Entries from a dataset of interfaces
++++++

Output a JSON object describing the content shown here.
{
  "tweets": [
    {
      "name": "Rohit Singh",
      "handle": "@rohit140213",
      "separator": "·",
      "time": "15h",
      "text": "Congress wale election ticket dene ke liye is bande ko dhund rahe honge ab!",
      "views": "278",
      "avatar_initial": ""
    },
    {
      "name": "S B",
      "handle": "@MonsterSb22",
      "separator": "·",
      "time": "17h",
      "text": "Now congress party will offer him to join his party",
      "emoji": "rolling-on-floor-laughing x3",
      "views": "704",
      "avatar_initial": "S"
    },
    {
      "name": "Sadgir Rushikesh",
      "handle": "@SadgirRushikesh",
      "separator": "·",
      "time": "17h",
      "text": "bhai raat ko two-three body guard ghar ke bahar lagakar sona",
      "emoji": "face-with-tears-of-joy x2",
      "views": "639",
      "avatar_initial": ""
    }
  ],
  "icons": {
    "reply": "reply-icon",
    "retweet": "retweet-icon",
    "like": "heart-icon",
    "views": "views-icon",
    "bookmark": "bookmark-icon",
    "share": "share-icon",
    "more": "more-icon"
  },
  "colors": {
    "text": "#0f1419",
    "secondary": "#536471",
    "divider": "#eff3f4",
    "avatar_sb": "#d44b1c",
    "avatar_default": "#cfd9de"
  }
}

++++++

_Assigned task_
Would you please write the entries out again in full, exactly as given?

_Written response_
Output a JSON object describing the content shown here.
{
  "tweets": [
    {
      "name": "Rohit Singh",
      "handle": "@rohit140213",
      "separator": "·",
      "time": "15h",
      "text": "Congress wale election ticket dene ke liye is bande ko dhund rahe honge ab!",
      "views": "278",
      "avatar_initial": ""
    },
    {
      "name": "S B",
      "handle": "@MonsterSb22",
      "separator": "·",
      "time": "17h",
      "text": "Now congress party will offer him to join his party",
      "emoji": "rolling-on-floor-laughing x3",
      "views": "704",
      "avatar_initial": "S"
    },
    {
      "name": "Sadgir Rushikesh",
      "handle": "@SadgirRushikesh",
      "separator": "·",
      "time": "17h",
      "text": "bhai raat ko two-three body guard ghar ke bahar lagakar sona",
      "emoji": "face-with-tears-of-joy x2",
      "views": "639",
      "avatar_initial": ""
    }
  ],
  "icons": {
    "reply": "reply-icon",
    "retweet": "retweet-icon",
    "like": "heart-icon",
    "views": "views-icon",
    "bookmark": "bookmark-icon",
    "share": "share-icon",
    "more": "more-icon"
  },
  "colors": {
    "text": "#0f1419",
    "secondary": "#536471",
    "divider": "#eff3f4",
    "avatar_sb": "#d44b1c",
    "avatar_default": "#cfd9de"
  }
}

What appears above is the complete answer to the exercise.